Graduate school is a huge and scary step. These recommendations may seem simple and common sense, however, they have helped me along the way.
Twelve years after graduating from college, and one semester into the MBA program, I realized that I had again picked up my bad undergraduate habits: not sleeping enough and eating out more. Re-evaluate your thoughts about sleep, mine were mainly that I absolutely needed it! Start planning your meals in advance and schedule some time to cook in bulk.
You will be tempted to match your classmates’ schedule or the pace at which they are going through this program. DON’T do it. It is crucial that you find out what works for you and what will maximize your learning and experience. I found out that I had to start with 2 courses even though I was working part-time. I then added two more the following semester.
Also having a 10-15 minute break in between study sessions has been the best remedy to prevent burn out, increase concentration retention, and come up with creative ideas.
Enjoy your studies
And apply it to your everyday life! I realized that my most engaging classes were the ones I applied to my everyday life, the world, my job, the United States, my personal thoughts and beliefs.
Choose your courses wisely
Seek advice and be prepared! I spoke to the professors before choosing my courses. I found out beforehand what the professors expected in each course.
Don’t be afraid to change your initial concentration to fit or complement your long-term goals. I entered as a MBA/Non-profit specialized degree. I dropped the specialization my second semester for a concentration on Non-Profit, and now I am considering a different concentration to better prepare me for my planned career.
Team work team work
For my MBA 640 online course, I worked with a classmate in order to better grasp the concepts discussed in class, which worked well. I usually prefer to work alone, so this was a big step for me and one I would strongly recommend.

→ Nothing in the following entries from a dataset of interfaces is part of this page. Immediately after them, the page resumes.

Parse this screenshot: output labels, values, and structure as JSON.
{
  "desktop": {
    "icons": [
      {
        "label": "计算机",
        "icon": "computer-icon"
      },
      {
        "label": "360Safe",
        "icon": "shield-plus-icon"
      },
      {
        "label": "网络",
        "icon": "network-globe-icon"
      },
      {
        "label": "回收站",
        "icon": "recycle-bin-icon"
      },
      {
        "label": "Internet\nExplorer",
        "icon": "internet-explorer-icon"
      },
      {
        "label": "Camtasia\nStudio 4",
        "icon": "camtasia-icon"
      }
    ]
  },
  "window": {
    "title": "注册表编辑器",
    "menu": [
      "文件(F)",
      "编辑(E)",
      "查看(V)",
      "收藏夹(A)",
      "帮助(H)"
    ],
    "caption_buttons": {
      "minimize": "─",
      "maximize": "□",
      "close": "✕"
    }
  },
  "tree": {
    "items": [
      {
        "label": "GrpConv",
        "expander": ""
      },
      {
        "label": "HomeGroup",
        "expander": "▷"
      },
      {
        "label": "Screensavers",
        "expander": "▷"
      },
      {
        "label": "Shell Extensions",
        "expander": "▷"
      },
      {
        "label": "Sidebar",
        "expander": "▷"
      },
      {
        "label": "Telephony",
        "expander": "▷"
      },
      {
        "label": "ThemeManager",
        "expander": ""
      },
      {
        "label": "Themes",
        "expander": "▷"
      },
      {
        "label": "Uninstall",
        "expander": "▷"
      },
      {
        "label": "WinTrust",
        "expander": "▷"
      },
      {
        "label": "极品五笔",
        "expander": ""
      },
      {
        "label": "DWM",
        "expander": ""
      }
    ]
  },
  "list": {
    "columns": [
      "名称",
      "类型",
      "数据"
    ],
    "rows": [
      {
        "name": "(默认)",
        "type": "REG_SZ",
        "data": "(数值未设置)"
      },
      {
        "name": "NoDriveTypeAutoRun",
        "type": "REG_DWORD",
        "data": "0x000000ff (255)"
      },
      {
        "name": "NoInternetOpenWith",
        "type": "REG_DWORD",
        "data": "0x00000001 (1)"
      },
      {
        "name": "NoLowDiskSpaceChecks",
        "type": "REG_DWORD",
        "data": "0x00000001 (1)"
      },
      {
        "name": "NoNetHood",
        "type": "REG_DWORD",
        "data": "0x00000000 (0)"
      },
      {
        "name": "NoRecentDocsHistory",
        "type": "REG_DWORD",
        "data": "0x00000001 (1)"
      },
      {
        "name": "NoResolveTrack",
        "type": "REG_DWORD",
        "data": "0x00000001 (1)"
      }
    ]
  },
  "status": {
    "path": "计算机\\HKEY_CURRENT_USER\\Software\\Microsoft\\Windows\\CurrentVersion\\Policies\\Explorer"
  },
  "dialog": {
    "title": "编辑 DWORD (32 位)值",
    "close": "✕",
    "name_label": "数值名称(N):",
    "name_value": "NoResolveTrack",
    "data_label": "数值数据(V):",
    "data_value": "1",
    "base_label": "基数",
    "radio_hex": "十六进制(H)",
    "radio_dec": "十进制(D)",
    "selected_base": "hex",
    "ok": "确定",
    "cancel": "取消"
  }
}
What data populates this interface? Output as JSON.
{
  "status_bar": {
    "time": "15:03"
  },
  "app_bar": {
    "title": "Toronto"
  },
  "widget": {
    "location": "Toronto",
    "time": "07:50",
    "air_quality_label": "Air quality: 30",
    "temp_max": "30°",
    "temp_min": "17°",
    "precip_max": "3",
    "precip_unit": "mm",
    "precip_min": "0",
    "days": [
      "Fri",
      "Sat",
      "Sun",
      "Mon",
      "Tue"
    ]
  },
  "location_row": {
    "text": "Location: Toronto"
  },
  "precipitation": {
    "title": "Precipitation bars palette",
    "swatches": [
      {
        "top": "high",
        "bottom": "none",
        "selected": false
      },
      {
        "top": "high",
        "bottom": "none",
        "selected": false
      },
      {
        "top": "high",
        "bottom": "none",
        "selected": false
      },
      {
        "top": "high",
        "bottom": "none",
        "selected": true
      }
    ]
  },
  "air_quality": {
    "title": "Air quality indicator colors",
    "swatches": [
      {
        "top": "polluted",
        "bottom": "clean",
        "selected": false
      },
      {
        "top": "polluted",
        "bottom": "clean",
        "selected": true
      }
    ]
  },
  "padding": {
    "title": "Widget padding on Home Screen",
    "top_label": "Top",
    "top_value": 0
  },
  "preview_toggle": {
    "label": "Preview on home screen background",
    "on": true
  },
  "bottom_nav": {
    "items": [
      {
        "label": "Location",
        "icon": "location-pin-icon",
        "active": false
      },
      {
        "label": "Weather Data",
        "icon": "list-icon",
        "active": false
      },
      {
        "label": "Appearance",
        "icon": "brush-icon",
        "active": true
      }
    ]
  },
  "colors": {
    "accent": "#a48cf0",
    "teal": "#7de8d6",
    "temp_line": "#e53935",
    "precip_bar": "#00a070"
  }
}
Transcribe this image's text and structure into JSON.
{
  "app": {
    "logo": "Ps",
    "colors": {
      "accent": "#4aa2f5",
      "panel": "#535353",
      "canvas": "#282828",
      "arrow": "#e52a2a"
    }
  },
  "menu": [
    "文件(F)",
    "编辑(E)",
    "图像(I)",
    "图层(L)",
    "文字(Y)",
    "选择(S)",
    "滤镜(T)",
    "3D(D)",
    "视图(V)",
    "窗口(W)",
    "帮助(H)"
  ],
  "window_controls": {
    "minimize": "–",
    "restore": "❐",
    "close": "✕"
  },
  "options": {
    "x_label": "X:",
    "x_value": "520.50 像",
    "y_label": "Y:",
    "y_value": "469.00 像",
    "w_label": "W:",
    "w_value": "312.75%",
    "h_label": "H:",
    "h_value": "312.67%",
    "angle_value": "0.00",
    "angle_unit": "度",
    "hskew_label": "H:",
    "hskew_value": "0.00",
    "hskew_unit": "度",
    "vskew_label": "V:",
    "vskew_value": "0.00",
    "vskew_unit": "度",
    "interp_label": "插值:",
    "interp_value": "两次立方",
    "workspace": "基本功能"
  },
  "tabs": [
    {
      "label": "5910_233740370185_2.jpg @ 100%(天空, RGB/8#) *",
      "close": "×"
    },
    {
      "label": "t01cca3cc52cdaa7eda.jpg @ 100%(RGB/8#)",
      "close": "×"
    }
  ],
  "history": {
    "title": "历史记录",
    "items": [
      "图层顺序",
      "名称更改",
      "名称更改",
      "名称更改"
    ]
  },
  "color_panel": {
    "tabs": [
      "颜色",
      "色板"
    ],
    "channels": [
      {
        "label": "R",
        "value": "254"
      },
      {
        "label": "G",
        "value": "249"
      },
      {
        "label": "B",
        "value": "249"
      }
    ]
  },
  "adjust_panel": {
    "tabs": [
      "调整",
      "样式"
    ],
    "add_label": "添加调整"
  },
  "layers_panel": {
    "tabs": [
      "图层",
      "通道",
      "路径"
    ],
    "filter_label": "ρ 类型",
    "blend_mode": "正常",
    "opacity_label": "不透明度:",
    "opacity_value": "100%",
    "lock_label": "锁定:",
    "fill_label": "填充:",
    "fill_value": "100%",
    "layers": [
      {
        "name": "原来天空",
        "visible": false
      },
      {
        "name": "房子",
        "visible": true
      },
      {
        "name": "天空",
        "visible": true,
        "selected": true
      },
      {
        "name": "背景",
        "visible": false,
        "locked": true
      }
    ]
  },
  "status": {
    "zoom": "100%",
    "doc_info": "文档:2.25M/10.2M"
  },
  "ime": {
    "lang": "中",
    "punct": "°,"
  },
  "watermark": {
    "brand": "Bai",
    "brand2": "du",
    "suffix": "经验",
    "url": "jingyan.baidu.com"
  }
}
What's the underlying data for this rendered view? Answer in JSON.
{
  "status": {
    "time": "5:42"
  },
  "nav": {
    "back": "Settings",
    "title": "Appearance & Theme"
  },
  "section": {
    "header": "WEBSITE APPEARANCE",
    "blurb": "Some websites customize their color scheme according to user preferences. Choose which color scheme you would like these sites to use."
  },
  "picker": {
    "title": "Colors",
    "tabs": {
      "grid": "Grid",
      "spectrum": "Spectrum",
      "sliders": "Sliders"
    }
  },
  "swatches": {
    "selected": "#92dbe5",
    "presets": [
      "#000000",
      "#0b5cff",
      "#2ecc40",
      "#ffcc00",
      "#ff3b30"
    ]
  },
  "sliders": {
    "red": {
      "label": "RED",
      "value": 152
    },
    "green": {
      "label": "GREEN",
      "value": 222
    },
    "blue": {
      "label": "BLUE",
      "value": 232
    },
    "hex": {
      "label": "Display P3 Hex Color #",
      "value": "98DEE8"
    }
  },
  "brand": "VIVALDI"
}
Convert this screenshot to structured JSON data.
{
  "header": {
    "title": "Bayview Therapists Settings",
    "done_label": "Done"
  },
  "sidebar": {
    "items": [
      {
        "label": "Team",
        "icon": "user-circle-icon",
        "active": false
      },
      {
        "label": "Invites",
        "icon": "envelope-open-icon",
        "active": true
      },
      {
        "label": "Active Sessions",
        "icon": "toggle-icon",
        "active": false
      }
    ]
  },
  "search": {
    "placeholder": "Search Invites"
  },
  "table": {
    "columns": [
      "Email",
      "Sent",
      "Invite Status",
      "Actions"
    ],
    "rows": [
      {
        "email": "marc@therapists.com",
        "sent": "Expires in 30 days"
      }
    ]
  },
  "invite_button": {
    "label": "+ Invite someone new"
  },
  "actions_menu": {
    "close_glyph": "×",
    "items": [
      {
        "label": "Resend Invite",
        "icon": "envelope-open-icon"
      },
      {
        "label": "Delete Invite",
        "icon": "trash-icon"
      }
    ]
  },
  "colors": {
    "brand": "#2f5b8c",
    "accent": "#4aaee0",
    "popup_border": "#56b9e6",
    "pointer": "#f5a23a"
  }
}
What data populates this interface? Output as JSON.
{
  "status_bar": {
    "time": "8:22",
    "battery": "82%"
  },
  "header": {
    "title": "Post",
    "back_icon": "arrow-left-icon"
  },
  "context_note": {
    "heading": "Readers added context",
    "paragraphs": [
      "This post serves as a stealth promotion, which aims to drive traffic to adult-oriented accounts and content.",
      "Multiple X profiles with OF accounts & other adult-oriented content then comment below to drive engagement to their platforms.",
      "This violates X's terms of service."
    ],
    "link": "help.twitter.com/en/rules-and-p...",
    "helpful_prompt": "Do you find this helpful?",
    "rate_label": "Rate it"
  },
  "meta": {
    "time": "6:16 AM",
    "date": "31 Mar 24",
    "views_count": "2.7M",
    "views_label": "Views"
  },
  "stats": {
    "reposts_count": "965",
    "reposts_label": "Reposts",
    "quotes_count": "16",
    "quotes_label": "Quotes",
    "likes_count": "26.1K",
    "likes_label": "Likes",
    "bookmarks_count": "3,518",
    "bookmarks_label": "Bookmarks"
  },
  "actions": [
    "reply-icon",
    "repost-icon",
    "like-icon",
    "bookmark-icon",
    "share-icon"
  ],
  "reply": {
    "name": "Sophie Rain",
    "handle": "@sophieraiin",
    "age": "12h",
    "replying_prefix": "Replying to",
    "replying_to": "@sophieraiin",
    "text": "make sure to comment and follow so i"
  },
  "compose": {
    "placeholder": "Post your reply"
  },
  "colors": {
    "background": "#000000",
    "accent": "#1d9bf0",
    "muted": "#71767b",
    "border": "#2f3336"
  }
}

During my first semester, I attended 90% of all the professional development workshops and networking events. This helped me see beyond my “student” perspective to get a “real-time” view of what a career in my chosen field would look like.
Make friends with the staff
Get to know the administrators and support staff at the business school. Share your reflections about your experience with them in a constructive way in order to promote change. Developing relationships may lead to future opportunities, career advice, and general support.
– Gaelle Gourgues, MBA in Non-Profit ‘17